The Indian Government is planning to build the world’s largest nuclear power plant in Jaitapur in the western state of Maharashtra. The site is a biodiversity hotspot that is known to have high seismic activity. Tarun Kanti Bose in his article, Jaitapur Nuclear Power Plant: Another Catastrophe in the Offing, writes on the devastating impacts of the proposed power plant. The plan is an untested, expensive and dangerous gamble with health and land, which is being vehemently opposed. The first potential victim of this is the extraordinary ecosystem in the coastal Konkan region of Maharashtra, a biodiversity hotspot. The Nuclear Power Corporation of India Limited (NPCIL) is planning to install six 1,650-megawatt reactors in this region, at the port of Jaitapur in Maharashtra’s Ratnagiri district. The Indian government has ignored protests and forcibly acquired 2,300 acres using the Land Acquisition Act. This Act has increasingly been used to benefit private companies and advance projects that put local populations at risk. As rapid construction proceeds in Jaitapur, mountains will be flattened, trees uprooted, harbours razed, and a flourishing farming, horticultural and fisheries economy destroyed, jeopardising 40,000 people’s survival.

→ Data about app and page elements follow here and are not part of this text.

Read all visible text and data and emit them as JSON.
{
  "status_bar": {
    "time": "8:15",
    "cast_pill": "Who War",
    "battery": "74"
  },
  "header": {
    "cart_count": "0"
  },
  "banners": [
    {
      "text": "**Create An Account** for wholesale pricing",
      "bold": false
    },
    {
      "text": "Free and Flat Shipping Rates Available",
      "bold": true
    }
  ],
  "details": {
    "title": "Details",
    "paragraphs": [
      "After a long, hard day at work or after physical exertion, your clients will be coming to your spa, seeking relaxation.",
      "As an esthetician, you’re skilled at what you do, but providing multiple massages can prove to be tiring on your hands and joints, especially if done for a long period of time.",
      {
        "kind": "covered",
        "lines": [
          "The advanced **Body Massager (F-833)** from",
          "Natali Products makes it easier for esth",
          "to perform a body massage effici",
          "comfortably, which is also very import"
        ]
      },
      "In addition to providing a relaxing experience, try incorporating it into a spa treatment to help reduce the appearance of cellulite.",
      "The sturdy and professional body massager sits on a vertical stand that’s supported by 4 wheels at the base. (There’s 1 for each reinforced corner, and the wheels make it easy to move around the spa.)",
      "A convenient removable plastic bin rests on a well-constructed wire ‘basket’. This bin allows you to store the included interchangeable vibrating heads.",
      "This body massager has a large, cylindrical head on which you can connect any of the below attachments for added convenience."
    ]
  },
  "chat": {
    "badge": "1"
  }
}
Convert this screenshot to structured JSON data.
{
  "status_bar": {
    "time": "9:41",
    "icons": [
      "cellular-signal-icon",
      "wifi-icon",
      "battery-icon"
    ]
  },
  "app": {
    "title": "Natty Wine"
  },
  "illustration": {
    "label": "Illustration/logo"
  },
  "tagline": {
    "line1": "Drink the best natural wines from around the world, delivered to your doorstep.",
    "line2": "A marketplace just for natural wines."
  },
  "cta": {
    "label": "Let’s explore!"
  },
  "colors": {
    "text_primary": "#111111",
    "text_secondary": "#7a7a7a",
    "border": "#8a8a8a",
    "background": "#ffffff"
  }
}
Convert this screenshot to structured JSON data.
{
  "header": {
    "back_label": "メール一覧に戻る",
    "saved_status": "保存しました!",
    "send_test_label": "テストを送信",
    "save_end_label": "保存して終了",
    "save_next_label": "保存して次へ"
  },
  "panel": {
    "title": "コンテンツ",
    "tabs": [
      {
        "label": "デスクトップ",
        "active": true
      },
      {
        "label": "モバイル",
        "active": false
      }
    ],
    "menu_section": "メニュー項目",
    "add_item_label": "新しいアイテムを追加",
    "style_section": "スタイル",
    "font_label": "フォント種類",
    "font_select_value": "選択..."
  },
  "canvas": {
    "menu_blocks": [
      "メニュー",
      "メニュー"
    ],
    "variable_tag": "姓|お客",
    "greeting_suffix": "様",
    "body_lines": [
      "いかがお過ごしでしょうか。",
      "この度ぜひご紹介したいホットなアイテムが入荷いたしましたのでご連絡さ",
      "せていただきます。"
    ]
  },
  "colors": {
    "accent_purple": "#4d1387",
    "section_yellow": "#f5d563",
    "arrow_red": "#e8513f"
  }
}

The articles in the second series of "Peoples’ Struggles in India" series attempts to draw the critical attention of the readers on the contentions that arises from the developmental agenda state and the ensuing peoples’ struggles contesting the outlook of the state and its agencies. These social movements included in this series, uncover the ongoing struggles as well as their achievements. These articles are written by people from various walks of life, deeply engaged with social movements and grassroots struggles, researching and writing on these issues.
As such, the authors bring in their own experiences and the unusual depth of knowledge, strategy and their desire to analyze these issues from that basis. Besides, many of the struggles showcased here have been posited within the context of global political economy and the contemporary neoliberal regime. For the global political and economic powers countries like India and several others in the south and south east Asia, Latin America have become hunting grounds, targeting cheap labour, raw materials and other natural resources to be easily exploited using the loopholes that exist in the international political and economic agreements. This series continues to mirror the reflection of the multiplicity and diversity of the contemporary struggles in India as well as provide a robust ground to challenge the neoliberal policies of the state and the concomitant destruction of life, nature and resources.